_To do_
Your task is to copy the data exactly while leaving out every picture.

BEGIN

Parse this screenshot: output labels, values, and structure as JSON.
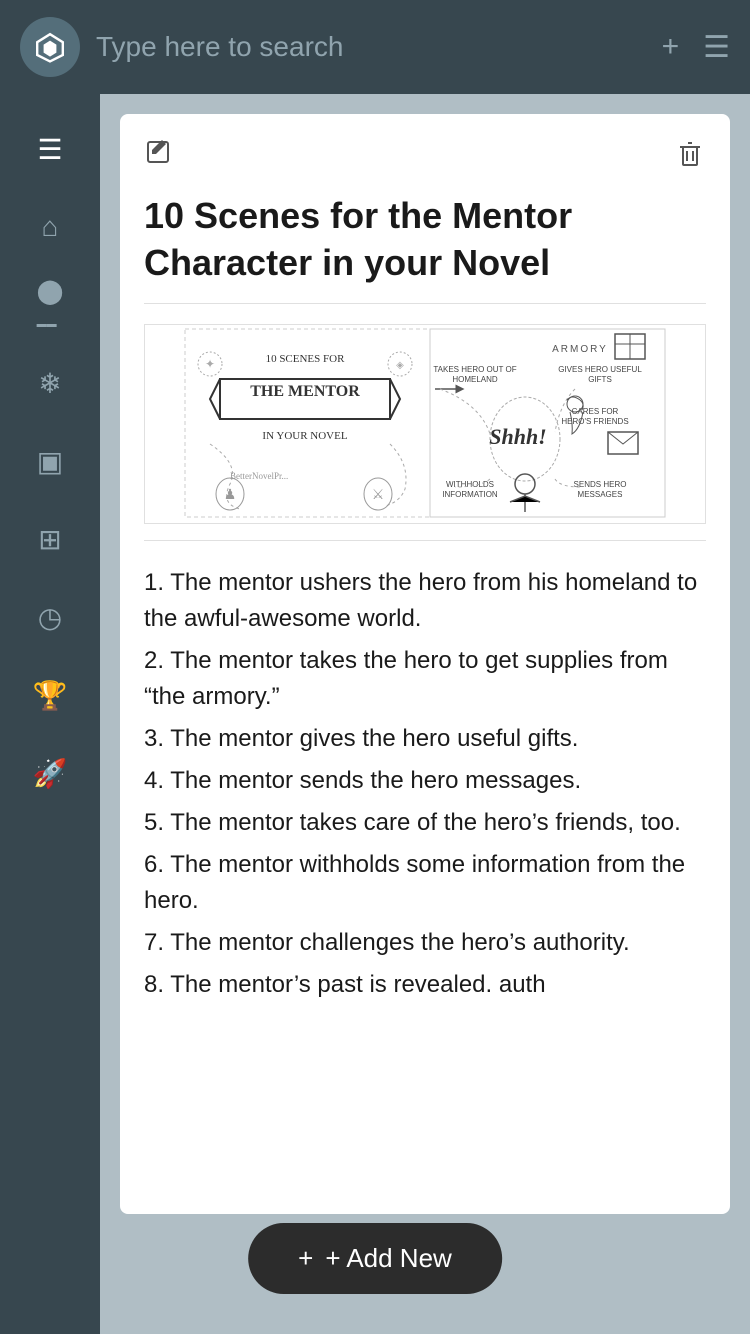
{
  "header": {
    "search_placeholder": "Type here to search",
    "add_icon": "+",
    "menu_icon": "☰"
  },
  "sidebar": {
    "items": [
      {
        "id": "menu",
        "icon": "☰",
        "label": "Menu"
      },
      {
        "id": "home",
        "icon": "⌂",
        "label": "Home"
      },
      {
        "id": "database",
        "icon": "⊕",
        "label": "Database"
      },
      {
        "id": "snowflake",
        "icon": "❄",
        "label": "Snowflake"
      },
      {
        "id": "columns",
        "icon": "▣",
        "label": "Columns"
      },
      {
        "id": "grid",
        "icon": "⊞",
        "label": "Grid"
      },
      {
        "id": "history",
        "icon": "◷",
        "label": "History"
      },
      {
        "id": "trophy",
        "icon": "🏆",
        "label": "Trophy"
      },
      {
        "id": "rocket",
        "icon": "🚀",
        "label": "Rocket"
      }
    ]
  },
  "note": {
    "title": "10 Scenes for the Mentor Character in your Novel",
    "edit_icon": "✎",
    "delete_icon": "🗑",
    "image_alt": "10 Scenes for the Mentor in Your Novel illustration",
    "content_items": [
      "1. The mentor ushers the hero from his homeland to the awful-awesome world.",
      "2. The mentor takes the hero to get supplies from “the armory.”",
      "3. The mentor gives the hero useful gifts.",
      "4. The mentor sends the hero messages.",
      "5. The mentor takes care of the hero’s friends, too.",
      "6. The mentor withholds some information from the hero.",
      "7. The mentor challenges the hero’s authority.",
      "8. The mentor’s past is revealed."
    ]
  },
  "add_new_bar": {
    "label": "+ Add New"
  }
}
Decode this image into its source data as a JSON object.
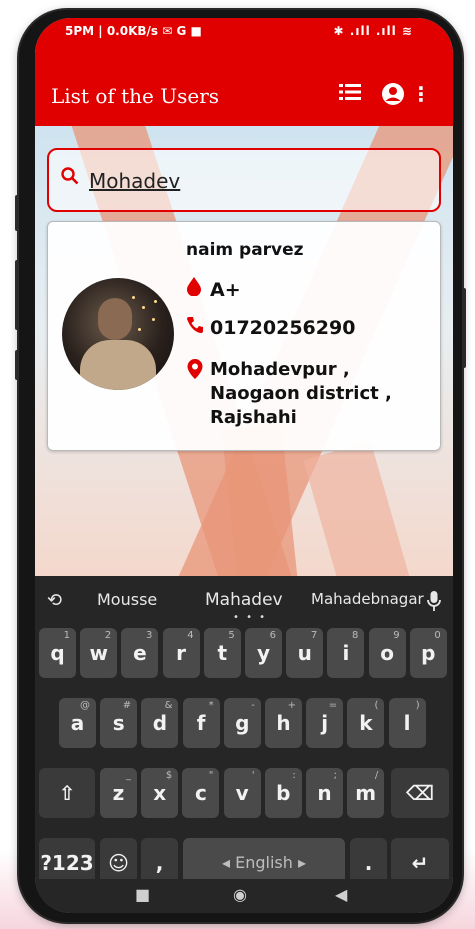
{
  "status_bar": {
    "left": "5PM | 0.0KB/s ✉ G ■",
    "right": "✱ .ıll .ıll ≋"
  },
  "appbar": {
    "title": "List of the Users",
    "list_icon": "list-icon",
    "account_icon": "account-circle-icon",
    "more_icon": "more-vert-icon"
  },
  "search": {
    "value": "Mohadev",
    "icon": "search-icon"
  },
  "user": {
    "name": "naim parvez",
    "blood_group": "A+",
    "phone": "01720256290",
    "address": "Mohadevpur , Naogaon district , Rajshahi"
  },
  "keyboard": {
    "suggestions": [
      "Mousse",
      "Mahadev",
      "Mahadebnagar"
    ],
    "row1": [
      [
        "q",
        "1"
      ],
      [
        "w",
        "2"
      ],
      [
        "e",
        "3"
      ],
      [
        "r",
        "4"
      ],
      [
        "t",
        "5"
      ],
      [
        "y",
        "6"
      ],
      [
        "u",
        "7"
      ],
      [
        "i",
        "8"
      ],
      [
        "o",
        "9"
      ],
      [
        "p",
        "0"
      ]
    ],
    "row2": [
      [
        "a",
        "@"
      ],
      [
        "s",
        "#"
      ],
      [
        "d",
        "&"
      ],
      [
        "f",
        "*"
      ],
      [
        "g",
        "-"
      ],
      [
        "h",
        "+"
      ],
      [
        "j",
        "="
      ],
      [
        "k",
        "("
      ],
      [
        "l",
        ")"
      ]
    ],
    "row3": [
      [
        "z",
        "_"
      ],
      [
        "x",
        "$"
      ],
      [
        "c",
        "\""
      ],
      [
        "v",
        "'"
      ],
      [
        "b",
        ":"
      ],
      [
        "n",
        ";"
      ],
      [
        "m",
        "/"
      ]
    ],
    "shift": "⇧",
    "backspace": "⌫",
    "symbols": "?123",
    "emoji": "☺",
    "comma": ",",
    "space": "◂ English ▸",
    "period": ".",
    "enter": "↵"
  },
  "navbar": {
    "back": "■",
    "home": "◉",
    "recents": "◀"
  },
  "colors": {
    "primary": "#e00000",
    "keyboard_bg": "#262626",
    "key_bg": "#4a4a4a"
  }
}
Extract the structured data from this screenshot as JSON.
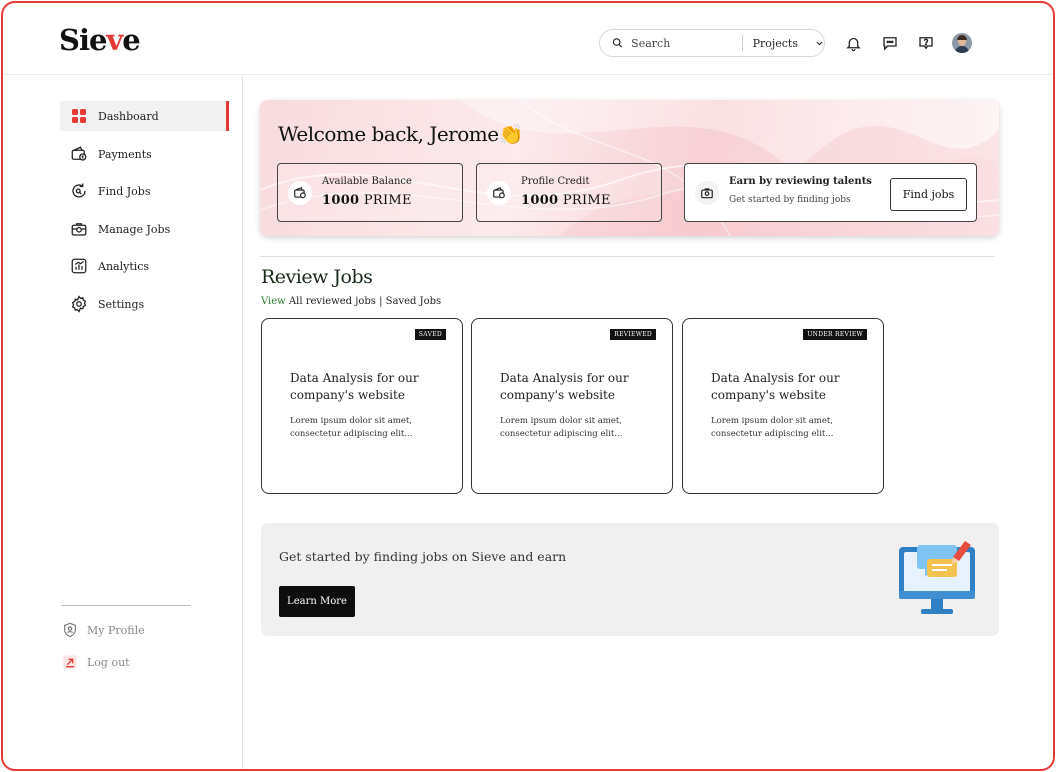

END

_Output below_
Parse this screenshot: output labels, values, and structure as JSON.
{
  "header": {
    "search_placeholder": "Type here to search",
    "add_icon": "+",
    "menu_icon": "☰"
  },
  "sidebar": {
    "items": [
      {
        "id": "menu",
        "icon": "☰",
        "label": "Menu"
      },
      {
        "id": "home",
        "icon": "⌂",
        "label": "Home"
      },
      {
        "id": "database",
        "icon": "⊕",
        "label": "Database"
      },
      {
        "id": "snowflake",
        "icon": "❄",
        "label": "Snowflake"
      },
      {
        "id": "columns",
        "icon": "▣",
        "label": "Columns"
      },
      {
        "id": "grid",
        "icon": "⊞",
        "label": "Grid"
      },
      {
        "id": "history",
        "icon": "◷",
        "label": "History"
      },
      {
        "id": "trophy",
        "icon": "🏆",
        "label": "Trophy"
      },
      {
        "id": "rocket",
        "icon": "🚀",
        "label": "Rocket"
      }
    ]
  },
  "note": {
    "title": "10 Scenes for the Mentor Character in your Novel",
    "edit_icon": "✎",
    "delete_icon": "🗑",
    "image_alt": "10 Scenes for the Mentor in Your Novel illustration",
    "content_items": [
      "1. The mentor ushers the hero from his homeland to the awful-awesome world.",
      "2. The mentor takes the hero to get supplies from “the armory.”",
      "3. The mentor gives the hero useful gifts.",
      "4. The mentor sends the hero messages.",
      "5. The mentor takes care of the hero’s friends, too.",
      "6. The mentor withholds some information from the hero.",
      "7. The mentor challenges the hero’s authority.",
      "8. The mentor’s past is revealed."
    ]
  },
  "add_new_bar": {
    "label": "+ Add New"
  }
}
Decode this image into its source data as a JSON object.
{
  "status_bar": {
    "left": "5PM | 0.0KB/s ✉ G ■",
    "right": "✱ .ıll .ıll ≋"
  },
  "appbar": {
    "title": "List of the Users",
    "list_icon": "list-icon",
    "account_icon": "account-circle-icon",
    "more_icon": "more-vert-icon"
  },
  "search": {
    "value": "Mohadev",
    "icon": "search-icon"
  },
  "user": {
    "name": "naim parvez",
    "blood_group": "A+",
    "phone": "01720256290",
    "address": "Mohadevpur , Naogaon district , Rajshahi"
  },
  "keyboard": {
    "suggestions": [
      "Mousse",
      "Mahadev",
      "Mahadebnagar"
    ],
    "row1": [
      [
        "q",
        "1"
      ],
      [
        "w",
        "2"
      ],
      [
        "e",
        "3"
      ],
      [
        "r",
        "4"
      ],
      [
        "t",
        "5"
      ],
      [
        "y",
        "6"
      ],
      [
        "u",
        "7"
      ],
      [
        "i",
        "8"
      ],
      [
        "o",
        "9"
      ],
      [
        "p",
        "0"
      ]
    ],
    "row2": [
      [
        "a",
        "@"
      ],
      [
        "s",
        "#"
      ],
      [
        "d",
        "&"
      ],
      [
        "f",
        "*"
      ],
      [
        "g",
        "-"
      ],
      [
        "h",
        "+"
      ],
      [
        "j",
        "="
      ],
      [
        "k",
        "("
      ],
      [
        "l",
        ")"
      ]
    ],
    "row3": [
      [
        "z",
        "_"
      ],
      [
        "x",
        "$"
      ],
      [
        "c",
        "\""
      ],
      [
        "v",
        "'"
      ],
      [
        "b",
        ":"
      ],
      [
        "n",
        ";"
      ],
      [
        "m",
        "/"
      ]
    ],
    "shift": "⇧",
    "backspace": "⌫",
    "symbols": "?123",
    "emoji": "☺",
    "comma": ",",
    "space": "◂ English ▸",
    "period": ".",
    "enter": "↵"
  },
  "navbar": {
    "back": "■",
    "home": "◉",
    "recents": "◀"
  },
  "colors": {
    "primary": "#e00000",
    "keyboard_bg": "#262626",
    "key_bg": "#4a4a4a"
  }
}
Extract the structured data from this screenshot as JSON.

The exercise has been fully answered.